Feasts from the Middle East

GREG and Lucy Malouf's cookbook, New Feast, celebrates the delicious, home-style, vegetarian cuisine of the Middle East.

Breakfast, breads, butters and preserves, dips and spreads, pickles and relishes, soups, vegetable salads, fritters, stuffed vegetables, savoury pastries, cakes and cookies, ices, desserts and more - they're all covered with modern interpretations of this cuisine.

"As you'll discover from this collection,” says Greg, "austerity and denial have no place in the Middle Eastern approach to eating - with its emphasis on sharing, and on combining a variety of dishes of varying tastes and textures it is exciting and satisfying on all kinds of levels.

"However humble the ingredients, Middle Eastern food is always bold and celebratory, fresh and vital and, above all, has an emphasis on flavour and generosity of spirit.”

Recipes include: feta cheese straws with Turkish chilli; pear sorbet with Prosecco, cardamom and lime; slow-roasted eggplant with saffron-lemon cream; and roasted tomato and chickpea curry with coconut and coriander.

Pavlova 'flowers' with apple jelly, raspberries and vanilla labneh




5 large egg whites

200g caster sugar

Pinch salt

200g icing sugar

2 tsp cornflour

300g raspberries

200g vanilla labneh (see below)

Rosewater, to taste


2 ½ sheets gelatine (see note)

250 ml apple juice


To make the apple jelly, soak the gelatine leaves in a dish of cold water for a couple of minutes, until soft and slippery then squeeze them to get rid of any excess water.

Heat up 50 ml of the apple juice and whisk in the gelatine until it dissolves. Mix it back into the rest of the juice then pour into a small shallow container and transfer to the fridge to set.

To make the pavlovas, preheat the oven to 120C and line 2 large baking sheets with baking paper.

Put the egg whites into the scrupulously clean bowl of a stand-mixer.

Add 2 tablespoons of the caster sugar and the salt and whisk on a slow speed until the mixture begins to foam.

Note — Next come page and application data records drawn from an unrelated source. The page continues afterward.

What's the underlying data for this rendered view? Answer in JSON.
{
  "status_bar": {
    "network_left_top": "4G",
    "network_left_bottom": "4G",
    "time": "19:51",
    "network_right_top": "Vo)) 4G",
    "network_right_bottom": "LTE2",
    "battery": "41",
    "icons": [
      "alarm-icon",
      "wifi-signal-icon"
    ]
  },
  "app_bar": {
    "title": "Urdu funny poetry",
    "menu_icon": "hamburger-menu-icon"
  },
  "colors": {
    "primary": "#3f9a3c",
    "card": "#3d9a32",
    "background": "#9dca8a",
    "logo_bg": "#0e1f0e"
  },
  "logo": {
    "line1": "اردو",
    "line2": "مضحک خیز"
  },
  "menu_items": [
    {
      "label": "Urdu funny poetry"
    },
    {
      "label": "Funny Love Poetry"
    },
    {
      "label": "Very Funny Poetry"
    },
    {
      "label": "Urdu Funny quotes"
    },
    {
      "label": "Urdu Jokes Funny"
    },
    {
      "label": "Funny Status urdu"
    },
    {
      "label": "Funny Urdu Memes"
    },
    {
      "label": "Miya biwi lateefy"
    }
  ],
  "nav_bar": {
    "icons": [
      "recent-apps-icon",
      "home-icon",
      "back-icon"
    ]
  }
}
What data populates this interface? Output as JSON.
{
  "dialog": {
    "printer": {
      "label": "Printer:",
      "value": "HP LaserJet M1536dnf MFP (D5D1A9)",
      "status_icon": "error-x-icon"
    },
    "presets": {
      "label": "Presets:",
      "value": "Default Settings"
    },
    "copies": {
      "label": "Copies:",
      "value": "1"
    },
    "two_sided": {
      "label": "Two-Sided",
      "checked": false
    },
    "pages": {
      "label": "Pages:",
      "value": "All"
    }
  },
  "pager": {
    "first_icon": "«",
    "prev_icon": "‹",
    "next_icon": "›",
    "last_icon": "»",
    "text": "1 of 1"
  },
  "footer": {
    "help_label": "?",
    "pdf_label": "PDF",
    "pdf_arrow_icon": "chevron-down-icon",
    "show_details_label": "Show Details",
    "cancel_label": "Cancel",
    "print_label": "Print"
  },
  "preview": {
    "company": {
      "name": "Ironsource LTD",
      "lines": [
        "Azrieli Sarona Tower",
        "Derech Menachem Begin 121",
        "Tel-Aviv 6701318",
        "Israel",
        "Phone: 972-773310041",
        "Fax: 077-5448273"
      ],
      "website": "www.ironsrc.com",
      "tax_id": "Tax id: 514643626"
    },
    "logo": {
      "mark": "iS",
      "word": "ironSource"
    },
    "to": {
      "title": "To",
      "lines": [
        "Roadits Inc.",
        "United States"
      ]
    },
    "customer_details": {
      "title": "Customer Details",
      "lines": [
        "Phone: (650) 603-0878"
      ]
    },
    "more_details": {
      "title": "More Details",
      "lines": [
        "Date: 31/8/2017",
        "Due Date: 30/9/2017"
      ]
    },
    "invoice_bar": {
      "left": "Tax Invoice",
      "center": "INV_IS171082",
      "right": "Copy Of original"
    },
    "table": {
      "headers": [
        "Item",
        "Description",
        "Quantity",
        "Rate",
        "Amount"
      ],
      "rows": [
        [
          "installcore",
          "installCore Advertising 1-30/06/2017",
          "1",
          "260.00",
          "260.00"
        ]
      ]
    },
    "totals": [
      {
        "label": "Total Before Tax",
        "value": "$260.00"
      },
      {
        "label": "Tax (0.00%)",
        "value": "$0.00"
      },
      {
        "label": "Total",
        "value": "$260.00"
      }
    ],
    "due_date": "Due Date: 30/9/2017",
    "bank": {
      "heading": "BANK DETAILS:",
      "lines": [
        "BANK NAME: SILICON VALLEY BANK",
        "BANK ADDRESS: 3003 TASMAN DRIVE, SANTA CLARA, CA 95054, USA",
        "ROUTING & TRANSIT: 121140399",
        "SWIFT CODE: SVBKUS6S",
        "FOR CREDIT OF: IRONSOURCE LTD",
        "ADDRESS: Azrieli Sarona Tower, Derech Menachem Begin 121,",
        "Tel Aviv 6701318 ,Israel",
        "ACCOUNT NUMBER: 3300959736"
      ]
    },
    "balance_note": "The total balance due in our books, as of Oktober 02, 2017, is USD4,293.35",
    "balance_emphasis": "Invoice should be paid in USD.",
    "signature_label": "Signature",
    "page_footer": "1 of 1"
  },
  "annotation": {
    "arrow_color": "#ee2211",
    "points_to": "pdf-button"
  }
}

Increase the speed to high and whisk until the foam thickens to form smooth, soft, glossy peaks.

Sift on the remaining caster sugar, a little at a time, whisking as you go, to firm peaks. Finally, sift on the icing sugar and cornflour and whisk in briefly until incorporated.

Spoon the meringue into a piping bag fitted with a 1 ½ cm nozzle. On each of the prepared baking trays, pipe 4 pavlova 'flowers', spacing them well apart.

Start with a walnut-sized central blob, then surround it with 6 more blobs, to form pretty flower-like meringue nests. Aim to get the peaks of the outer blobs pointing inwards, if you can. Use a knife to flatten the central meringue; this will form a base for the filling. If you feel the flowers are beyond your piping skills, then form the traditional swirled meringue nests.

Bake the pavlovas for 1 ½ hours until they are ivory-coloured and crisp. Leave to cool on the baking sheets for 10 minutes before carefully lifting the meringue flowers on to wire racks to cool completely.

When ready to serve, cut the jelly into small cubes - they don't have to be precise. Fill the central cavity of each meringue with a generous spoonful of vanilla labneh. Top with fresh raspberries and a scattering of jelly cubes. Add a splash of rosewater and serve straight away.

Note: Alternatively, use 1 g (½ level teaspoon) agar powder. Mix half the apple juice and the agar in a small pan. Bring to a boil. Simmer for a few minutes, stir in the remaining juice and set in the fridge.

Vanilla labneh


1 tbs honey or maple syrup

1 vanilla pod, split and seeds scraped (or 1 tsp vanilla extract)

500g natural yogurt


For the soft-strained vanilla labneh, mix the honey and vanilla seeds into the yogurt and scrape into a clean tea towel (a muslin square or new J-cloth will also do nicely). Tie the four corners together to form a hanging bag. Twist firmly to give it a good squeeze and kick-start the draining process.

Suspend the bag from a wooden spoon set over a deep bowl and allow it to drain in the fridge for at least 4 hours or, preferably, overnight. The longer you hang it, the thicker it will be, but you can always thin it to a looser consistency, if necessary, with a little fresh yogurt or cream.

This is an edited extract from New Feast by Greg and Lucy Malouf, published by Hardie Grant Books, RRP $40.00 and is available in stores nationally. Photographer: © Alan Benson